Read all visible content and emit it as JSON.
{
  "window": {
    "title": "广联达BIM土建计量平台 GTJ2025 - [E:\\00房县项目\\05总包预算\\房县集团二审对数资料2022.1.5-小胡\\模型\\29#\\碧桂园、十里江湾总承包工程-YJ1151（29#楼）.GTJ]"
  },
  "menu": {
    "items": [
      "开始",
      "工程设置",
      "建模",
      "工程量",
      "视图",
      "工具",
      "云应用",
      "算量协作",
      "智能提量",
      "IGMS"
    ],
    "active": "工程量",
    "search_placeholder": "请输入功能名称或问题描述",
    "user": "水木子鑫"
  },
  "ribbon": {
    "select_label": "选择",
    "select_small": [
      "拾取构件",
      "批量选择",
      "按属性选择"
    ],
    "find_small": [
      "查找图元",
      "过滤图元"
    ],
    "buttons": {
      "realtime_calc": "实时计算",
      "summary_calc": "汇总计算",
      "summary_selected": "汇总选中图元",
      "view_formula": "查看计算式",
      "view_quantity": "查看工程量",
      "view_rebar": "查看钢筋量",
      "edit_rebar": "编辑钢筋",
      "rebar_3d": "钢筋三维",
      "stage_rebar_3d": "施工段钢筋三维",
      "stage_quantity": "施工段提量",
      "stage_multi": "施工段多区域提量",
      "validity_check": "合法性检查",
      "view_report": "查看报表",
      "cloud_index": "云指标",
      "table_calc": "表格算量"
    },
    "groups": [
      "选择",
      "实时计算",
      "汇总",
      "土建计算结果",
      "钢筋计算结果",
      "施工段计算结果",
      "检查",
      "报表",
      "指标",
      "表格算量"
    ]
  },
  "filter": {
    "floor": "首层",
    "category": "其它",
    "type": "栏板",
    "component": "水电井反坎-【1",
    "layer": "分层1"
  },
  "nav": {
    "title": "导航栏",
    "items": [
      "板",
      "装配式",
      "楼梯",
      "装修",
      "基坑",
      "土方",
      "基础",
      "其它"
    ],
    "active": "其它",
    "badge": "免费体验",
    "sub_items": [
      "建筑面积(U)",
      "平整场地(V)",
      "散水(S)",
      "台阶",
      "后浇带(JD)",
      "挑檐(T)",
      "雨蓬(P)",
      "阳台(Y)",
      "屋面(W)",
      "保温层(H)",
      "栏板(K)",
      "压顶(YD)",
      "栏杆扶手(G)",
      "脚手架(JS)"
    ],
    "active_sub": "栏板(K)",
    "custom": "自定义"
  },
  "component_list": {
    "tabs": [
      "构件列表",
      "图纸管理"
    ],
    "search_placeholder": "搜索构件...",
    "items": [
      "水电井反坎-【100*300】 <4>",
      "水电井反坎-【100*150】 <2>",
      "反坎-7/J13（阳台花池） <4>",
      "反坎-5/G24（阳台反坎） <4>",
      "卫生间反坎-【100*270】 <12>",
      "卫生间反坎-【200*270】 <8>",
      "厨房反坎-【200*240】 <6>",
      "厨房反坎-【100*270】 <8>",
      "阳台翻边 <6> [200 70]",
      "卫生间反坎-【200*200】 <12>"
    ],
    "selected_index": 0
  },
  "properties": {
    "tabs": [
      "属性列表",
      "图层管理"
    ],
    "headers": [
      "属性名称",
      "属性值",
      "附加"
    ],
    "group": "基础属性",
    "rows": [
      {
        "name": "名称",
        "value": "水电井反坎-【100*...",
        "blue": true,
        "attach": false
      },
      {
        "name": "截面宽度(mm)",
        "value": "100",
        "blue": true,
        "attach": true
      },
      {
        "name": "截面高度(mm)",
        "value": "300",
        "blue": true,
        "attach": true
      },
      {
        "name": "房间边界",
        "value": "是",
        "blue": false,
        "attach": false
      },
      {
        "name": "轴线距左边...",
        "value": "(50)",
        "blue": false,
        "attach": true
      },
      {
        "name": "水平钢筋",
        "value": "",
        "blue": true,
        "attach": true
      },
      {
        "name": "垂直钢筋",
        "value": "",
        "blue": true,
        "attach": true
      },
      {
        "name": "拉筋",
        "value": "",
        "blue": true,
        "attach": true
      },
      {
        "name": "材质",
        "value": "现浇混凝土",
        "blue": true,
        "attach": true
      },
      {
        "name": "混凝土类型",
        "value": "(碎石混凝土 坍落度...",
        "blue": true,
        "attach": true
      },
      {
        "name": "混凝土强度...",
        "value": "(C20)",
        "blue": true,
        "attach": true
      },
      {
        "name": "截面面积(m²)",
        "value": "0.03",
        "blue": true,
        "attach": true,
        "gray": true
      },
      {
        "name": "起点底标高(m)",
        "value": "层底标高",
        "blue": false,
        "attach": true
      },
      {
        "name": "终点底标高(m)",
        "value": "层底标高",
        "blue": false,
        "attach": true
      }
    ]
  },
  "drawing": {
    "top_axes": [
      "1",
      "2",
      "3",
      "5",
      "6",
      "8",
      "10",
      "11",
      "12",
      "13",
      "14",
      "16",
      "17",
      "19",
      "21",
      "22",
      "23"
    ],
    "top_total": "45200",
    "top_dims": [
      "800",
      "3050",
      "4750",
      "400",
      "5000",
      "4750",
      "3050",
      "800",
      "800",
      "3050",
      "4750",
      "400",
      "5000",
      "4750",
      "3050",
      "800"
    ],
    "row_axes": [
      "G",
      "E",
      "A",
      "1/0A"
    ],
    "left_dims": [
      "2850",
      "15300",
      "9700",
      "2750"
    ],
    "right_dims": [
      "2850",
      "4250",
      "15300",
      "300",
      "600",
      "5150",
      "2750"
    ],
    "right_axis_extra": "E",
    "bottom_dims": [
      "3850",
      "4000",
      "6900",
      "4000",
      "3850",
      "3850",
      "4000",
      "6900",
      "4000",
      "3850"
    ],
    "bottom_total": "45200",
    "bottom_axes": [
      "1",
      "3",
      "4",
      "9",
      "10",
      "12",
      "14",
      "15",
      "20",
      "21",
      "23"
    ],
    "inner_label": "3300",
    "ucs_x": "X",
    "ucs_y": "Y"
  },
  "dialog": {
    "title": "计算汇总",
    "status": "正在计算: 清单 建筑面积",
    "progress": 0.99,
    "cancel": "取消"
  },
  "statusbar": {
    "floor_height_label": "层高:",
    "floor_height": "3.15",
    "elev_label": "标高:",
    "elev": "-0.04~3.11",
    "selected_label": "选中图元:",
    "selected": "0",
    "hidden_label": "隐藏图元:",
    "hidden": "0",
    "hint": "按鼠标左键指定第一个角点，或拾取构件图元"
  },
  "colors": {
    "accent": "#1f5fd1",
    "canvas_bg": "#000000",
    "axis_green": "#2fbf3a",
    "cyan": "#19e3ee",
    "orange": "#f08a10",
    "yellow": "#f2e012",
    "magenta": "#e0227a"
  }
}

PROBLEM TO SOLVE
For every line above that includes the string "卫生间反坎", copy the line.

WRITTEN RESPONSE
      "卫生间反坎-【100*270】 <12>",
      "卫生间反坎-【200*270】 <8>",
      "卫生间反坎-【200*200】 <12>"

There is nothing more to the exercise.